“The entire Jones Day team is extremely pleased that the Court granted Kelly the relief she deserves,” said Jones Day Partner Nicole Henning, co-counsel in the case. “It was a privilege to represent Kelly in this matter, and we admire both her resilience and perseverance.”
Ms. Gonzalez Aguilar spent more than 1,000 days in ICE custody, including months in solitary confinement before being transferred to Colorado’s Aurora Contract Detention Center, where she continued to experience deteriorating physical and mental health. In response, a broad national coalition of immigrant and transgender rights activists organized the #FreeKelly campaign to support her and demand her release so she could pursue her appeal outside of detention. In response to the campaign’s petitions which garnered more than 75,000 signatures, thousands of emails and calls to ICE, support from members of Congress, and solidarity events near the Aurora detention center, ICE finally released Kelly in July 2020.
Members of the #FreeKelly campaign responded to the Tenth Circuit ruling with the following statements:
“This decision marks an important step towards justice for Kelly and for so many other trans asylum-seekers in their struggle to find safety,” said Amnesty International USA Senior Campaigner Rebecca Ma. “It is beyond belief that our leaders have put her through this process. Needlessly detained and suffering for over one thousand days, Kelly’s story and her unwavering strength and resilience inspired more than 75,000 activists across the United States and around the world to take action and by emailing, calling, and signing petitions to ICE until they finally released her. It shouldn’t be this way. It shouldn’t take an overwhelming outpouring of public support for individuals like Kelly to be free from unjust detention. The Biden administration must do better by trans asylum-seekers and all people seeking safety.

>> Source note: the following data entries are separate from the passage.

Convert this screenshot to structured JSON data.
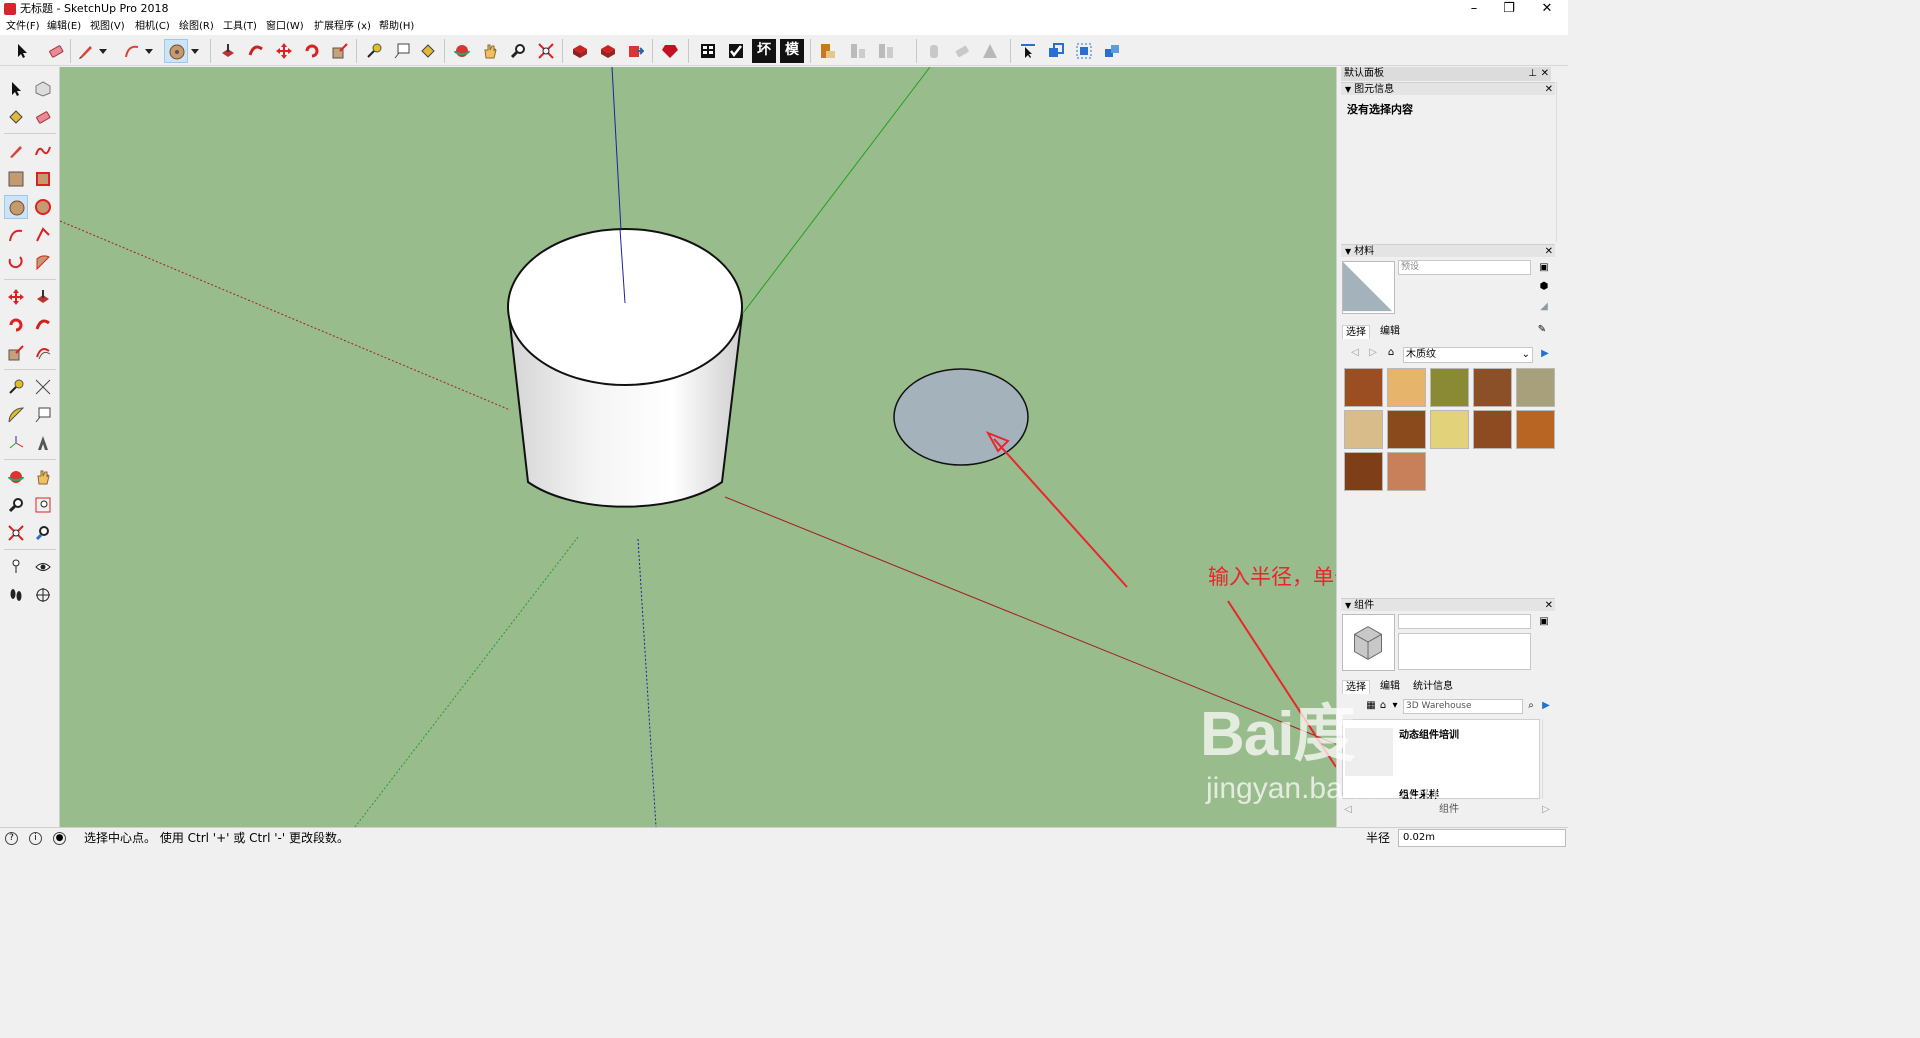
{
  "window": {
    "title": "无标题 - SketchUp Pro 2018",
    "controls": {
      "minimize": "–",
      "maximize": "❐",
      "close": "✕"
    }
  },
  "menu": [
    "文件(F)",
    "编辑(E)",
    "视图(V)",
    "相机(C)",
    "绘图(R)",
    "工具(T)",
    "窗口(W)",
    "扩展程序 (x)",
    "帮助(H)"
  ],
  "toolbar": {
    "buttons": [
      "select-tool-icon",
      "eraser-icon",
      "pencil-icon",
      "arc-icon",
      "circle-icon",
      "push-pull-icon",
      "follow-me-icon",
      "move-icon",
      "rotate-icon",
      "scale-icon",
      "tape-measure-icon",
      "text-icon",
      "paint-bucket-icon",
      "orbit-icon",
      "pan-icon",
      "zoom-icon",
      "zoom-extents-icon",
      "3d-warehouse-icon",
      "extension-warehouse-icon",
      "layout-icon",
      "ruby-icon",
      "model-info-icon",
      "checkmark-icon",
      "section-icon",
      "model-icon"
    ],
    "text_buttons": {
      "section": "坏",
      "model": "模"
    },
    "active": "circle-icon"
  },
  "tray": {
    "title": "默认面板",
    "entity_info": {
      "title": "图元信息",
      "content": "没有选择内容"
    },
    "materials": {
      "title": "材料",
      "preset_label": "预设",
      "tabs": [
        "选择",
        "编辑"
      ],
      "category": "木质纹",
      "swatch_colors": [
        "#9a4e22",
        "#e6b46a",
        "#8a8a34",
        "#8c5028",
        "#a8a07a",
        "#d8bc8a",
        "#8a4a1c",
        "#e2d27a",
        "#8e4a20",
        "#b86422",
        "#7e3e18",
        "#c8805a"
      ]
    },
    "components": {
      "title": "组件",
      "tabs": [
        "选择",
        "编辑",
        "统计信息"
      ],
      "search_placeholder": "3D Warehouse",
      "items": [
        "动态组件培训",
        "组件采样"
      ],
      "footer": "组件"
    }
  },
  "viewport": {
    "background_color": "#99bc8c",
    "annotation": "输入半径，单击确定",
    "annotation_color": "#e8262c"
  },
  "status": {
    "message": "选择中心点。 使用 Ctrl '+' 或 Ctrl '-' 更改段数。",
    "measure_label": "半径",
    "measure_value": "0.02m"
  },
  "watermark": {
    "brand": "Bai度",
    "site": "jingyan.baidu.com"
  }
}
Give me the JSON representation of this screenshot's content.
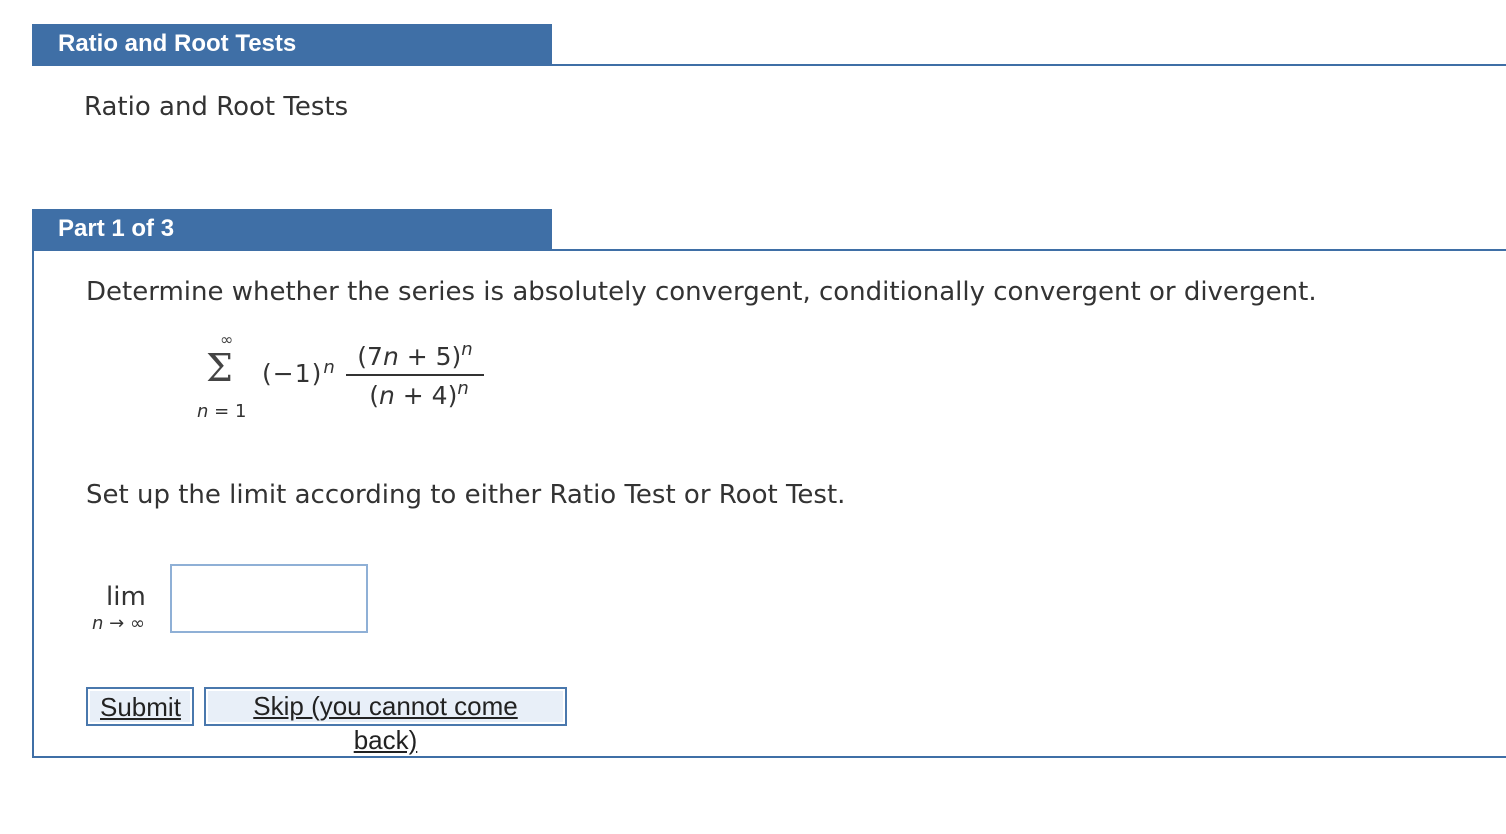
{
  "headers": {
    "section_title": "Ratio and Root Tests",
    "part_label": "Part 1 of 3"
  },
  "intro": {
    "text": "Ratio and Root Tests"
  },
  "question": {
    "prompt": "Determine whether the series is absolutely convergent, conditionally convergent or divergent.",
    "series": {
      "upper_limit": "∞",
      "sigma": "Σ",
      "index_var": "n",
      "lower_bound_text": " = 1",
      "sign_base": "(−1)",
      "sign_exponent": "n",
      "numerator_base_open": "(7",
      "numerator_var": "n",
      "numerator_base_close": " + 5)",
      "numerator_exponent": "n",
      "denominator_base_open": "(",
      "denominator_var": "n",
      "denominator_base_close": " + 4)",
      "denominator_exponent": "n"
    },
    "setup_prompt": "Set up the limit according to either Ratio Test or Root Test."
  },
  "limit": {
    "lim_word": "lim",
    "sub_var": "n",
    "sub_arrow": " → ∞",
    "answer_value": ""
  },
  "buttons": {
    "submit_label": "Submit",
    "skip_label": "Skip (you cannot come back)"
  },
  "colors": {
    "header_bg": "#3f6fa6",
    "header_text": "#ffffff",
    "input_border": "#8fb0d6",
    "button_border": "#4a78ad"
  }
}
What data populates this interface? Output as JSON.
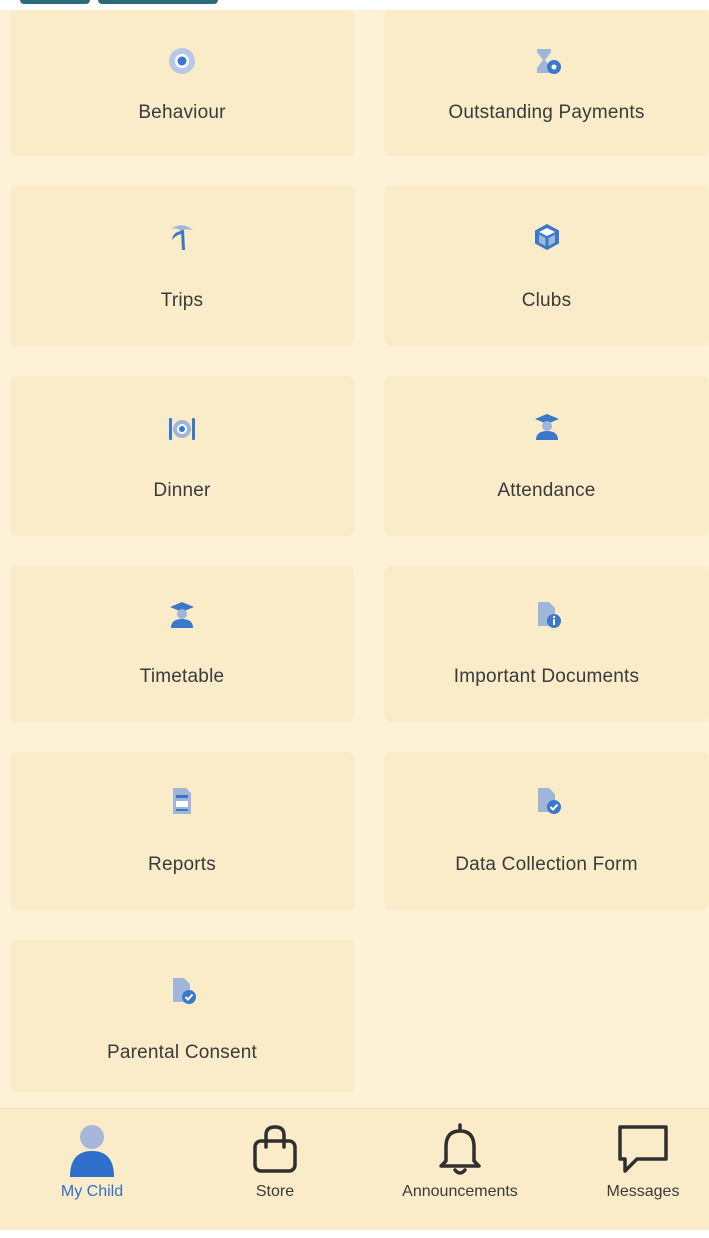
{
  "tiles": {
    "behaviour": "Behaviour",
    "outstanding_payments": "Outstanding Payments",
    "trips": "Trips",
    "clubs": "Clubs",
    "dinner": "Dinner",
    "attendance": "Attendance",
    "timetable": "Timetable",
    "important_documents": "Important Documents",
    "reports": "Reports",
    "data_collection_form": "Data Collection Form",
    "parental_consent": "Parental Consent"
  },
  "tabbar": {
    "my_child": "My Child",
    "store": "Store",
    "announcements": "Announcements",
    "messages": "Messages",
    "active_tab": "My Child"
  },
  "icons": {
    "behaviour": "eye-icon",
    "outstanding_payments": "hourglass-icon",
    "trips": "palm-tree-icon",
    "clubs": "cube-icon",
    "dinner": "cutlery-plate-icon",
    "attendance": "graduate-icon",
    "timetable": "graduate-icon",
    "important_documents": "document-info-icon",
    "reports": "report-icon",
    "data_collection_form": "document-check-icon",
    "parental_consent": "document-check-icon"
  },
  "colors": {
    "background": "#fdf1d6",
    "tile": "#fbecc9",
    "icon_blue": "#3b78c9",
    "icon_light": "#9fb6da",
    "active_tab": "#2e6fc9",
    "text": "#3a3a3a"
  }
}
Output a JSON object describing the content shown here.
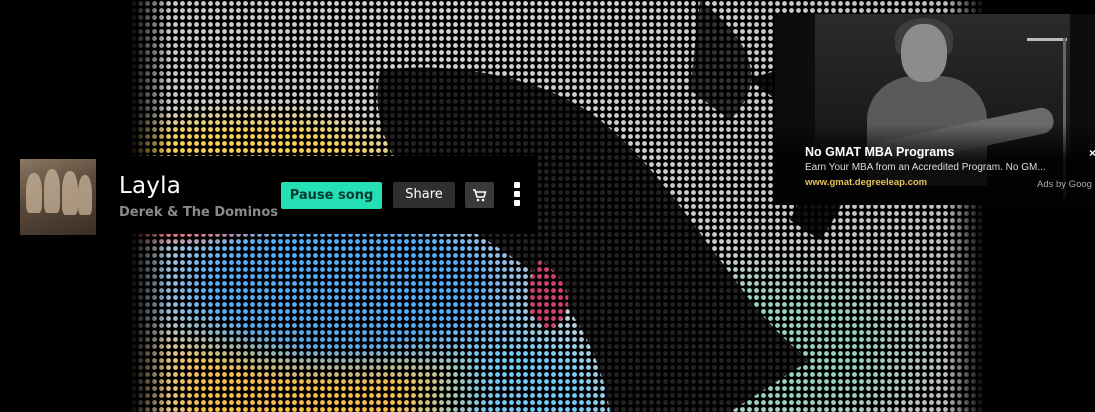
{
  "player": {
    "song_title": "Layla",
    "artist": "Derek & The Dominos",
    "pause_label": "Pause song",
    "share_label": "Share",
    "accent_color": "#24e0b4",
    "cart_icon": "cart-icon",
    "more_icon": "more-vertical-icon"
  },
  "ad": {
    "title": "No GMAT MBA Programs",
    "description": "Earn Your MBA from an Accredited Program. No GM...",
    "url": "www.gmat.degreeleap.com",
    "ads_by": "Ads by Goog",
    "close_glyph": "×"
  }
}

Amnesty International calls for a fair and humane assessment of all asylum claims, a presumption of liberty in all custody decisions, and an end to the use of arbitrary, mass immigration detention.”
“The impact of this decision will save Transgender lives,” said Alma Rosa Silva-Bañuelos, Trans Asylum Advocacy Director, [email protected] Coalition. “I recall my visits inside detention and weekly phone calls with Kelly while she survived three years in ICE detention. Her courage, strength and kindness are part of her resilience, as she waited for her case to be decided she supported other Transgender Asylum Seekers while they were in detention. Kelly became a pillar of strength and support for other Trans siblings and with this decision her determination will continue to have a ripple effect for Transgender lives.”
“Kelly’s case demonstrates the importance of collaborative work,” said Bamby Salcedo, President & CEO, [email protected] Coalition. “We are grateful for our Coalition partners and the work that we have done to bring Justice to Kelly, her life and her future.”
“Kelly’s release reminds us that every person should be free from this unjust system,” said American Friends Service Committee Colorado Immigrant Rights Program Director Jordan Garcia. “This release calls us to celebrate which lifts us for a further fight for all people to be free.”
Ms. Gonzalez Aguilar’s case will now return to the immigration court for adjudication of her asylum claim.
Contact: Gabby Arias, [email protected]